Clark County will pay $3 million over six years for violating the Clean Water Act, according to terms of a settlement announced Wednesday that ends years of litigation.
The county will also pay $600,000 to the plaintiffs to cover attorney fees, said county Administrator Mark McCauley.
The $3 million will be paid to an independent third party, the Lower Columbia Fish Recovery Board, which will “oversee projects to protect and restore Clark County rivers and streams harmed by stormwater pollution,” said Lauren Goldberg, staff attorney for Columbia Riverkeeper, one of three plaintiffs.
Under the Clean Water Act, offenders can face financial penalties based on the number of violations per day, but offenders can also be asked to fix damage caused by projects that were permitted in the time it was in violation.
The annual $500,000 payments will begin in June 2015.
The county will be eligible to apply to the Lower Columbia Fish Recovery Board to do restoration work, if it wishes to compete against local conservation groups.
McCauley said it hasn’t yet been determined which fund the money for the settlement will come from, but under the terms of the settlement, it has to be “new money.” In other words, it cannot come out of the county’s existing budget for clean water projects.
The settlement follows a federal court ruling that the county violated the law for three years and would be liable for damages. In June, U.S. District Judge Ronald B. Leighton granted partial summary judgment to plaintiffs Rosemere Neighborhood Association, Columbia Riverkeeper and Northwest Environmental Defense Center.
Leighton wrote that “even viewed in the light most favorable to Clark County,” the evidence shows the county was in violation of its National Pollution Discharge Elimination System permit from Aug. 17, 2008, to Dec. 28, 2011.
The plaintiffs were represented by attorneys Janette Brimmer and Jan Hasselman of Earthjustice.
Money to stay local
Commissioner Steve Stuart, chairman of the board of commissioners, said Wednesday that he appreciated the plaintiffs were willing to work with the county to put money into local projects. Had the plaintiffs not agreed to mediation and simply asked a judge to impose civil penalties for violating the Clean Water Act, the county could have been ordered to pay millions more.
Going forward, Stuart said the county hopes to work with plaintiffs to preserve and enhance water quality.
Specifically, the projects will aim to improve salmon habitat and reduce dirty stormwater pollution.
“This is a win for clean water and healthy salmon runs in Clark County,” said John Felton, chairman of the Rosemere Neighborhood Association, an environmental group. “This is a good result for the community as a whole.”
“This agreement means cleaner water and more salmon for the region as a whole,” said Brett VandenHeuvel, executive director of Columbia Riverkeeper. “The county will now act to reduce polluted stormwater and invest in protecting salmon. It’s a win-win.”
The fact plaintiffs insisted that a third party decide how the $3 million will be spent “kind of speaks for itself,” VandenHeuvel said.

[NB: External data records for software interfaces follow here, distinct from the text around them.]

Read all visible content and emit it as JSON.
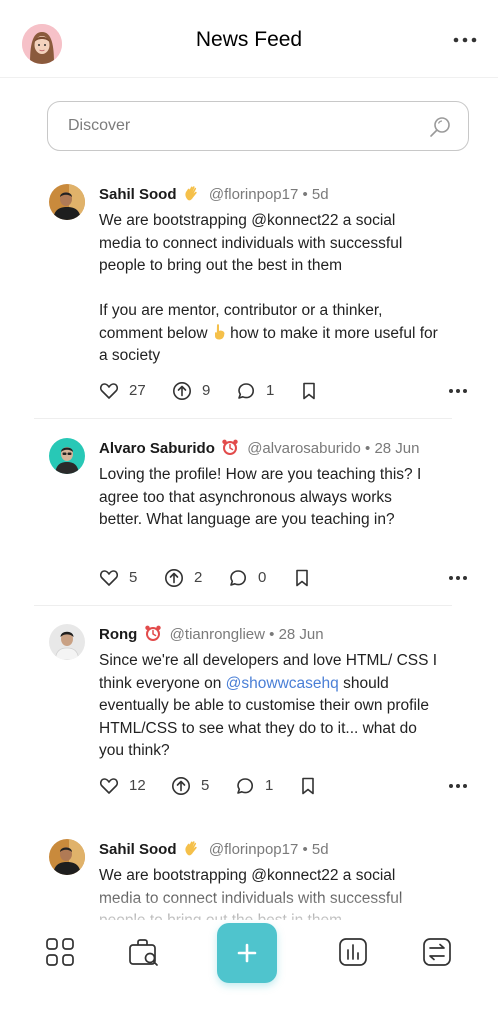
{
  "header": {
    "title": "News Feed"
  },
  "search": {
    "placeholder": "Discover"
  },
  "posts": [
    {
      "author": "Sahil Sood",
      "emoji": "waving-hand-icon",
      "handle": "@florinpop17",
      "time": "5d",
      "text_1": "We are bootstrapping @konnect22 a social media to connect individuals with successful people to bring out the best in them",
      "text_2a": "If you are mentor, contributor or a thinker, comment below",
      "text_2b": "how to make it more useful for a society",
      "likes": "27",
      "upvotes": "9",
      "comments": "1"
    },
    {
      "author": "Alvaro Saburido",
      "emoji": "alarm-clock-icon",
      "handle": "@alvarosaburido",
      "time": "28 Jun",
      "text_1": "Loving the profile! How are you teaching this? I agree too that asynchronous always works better. What language are you teaching in?",
      "likes": "5",
      "upvotes": "2",
      "comments": "0"
    },
    {
      "author": "Rong",
      "emoji": "alarm-clock-icon",
      "handle": "@tianrongliew",
      "time": "28 Jun",
      "text_1a": "Since we're all developers and love HTML/ CSS I think everyone on",
      "mention": "@showwcasehq",
      "text_1b": "should eventually be able to customise their own profile HTML/CSS to see what they do to it... what do you think?",
      "likes": "12",
      "upvotes": "5",
      "comments": "1"
    },
    {
      "author": "Sahil Sood",
      "emoji": "waving-hand-icon",
      "handle": "@florinpop17",
      "time": "5d",
      "text_1": "We are bootstrapping @konnect22 a social media to connect individuals with successful people to bring out the best in them"
    }
  ],
  "separator": "•",
  "colors": {
    "accent": "#4fc4cd",
    "mention": "#4a7fd6"
  }
}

Don Benton, the county’s director of environmental services, said he didn’t mind that a third party was asked to manage county projects. He said the county didn’t want the plaintiffs to manage the money either, so it was best to involve an independent group.
In 2008, the county refused to adopt state standards for managing polluted runoff, dismissing them as an unreasonable burden to place on private developers. The board of commissioners — then made up of Stuart, Marc Boldt and Betty Sue Morris — argued the county’s own system of stormwater management was superior to the state’s.
In 2011, Leighton issued an injunction against Clark County, ordering it to follow the state’s default stormwater requirements that newly developed land drain as slowly as it did prior to Euro-American settlement.
At the time, the county was defending its stormwater plan in the state courts, a fight it ultimately lost.
Stormwater runoff is federally regulated as a major source of water pollution. It contains toxic metals, oil, grease, pesticides, herbicides, bacteria and nutrients that run off buildings and pavement into streams, degrading water quality and killing marine life. It causes flooding and erosion, and plaintiffs argued the county was shifting the burden of paying for impacts from developers to taxpayers.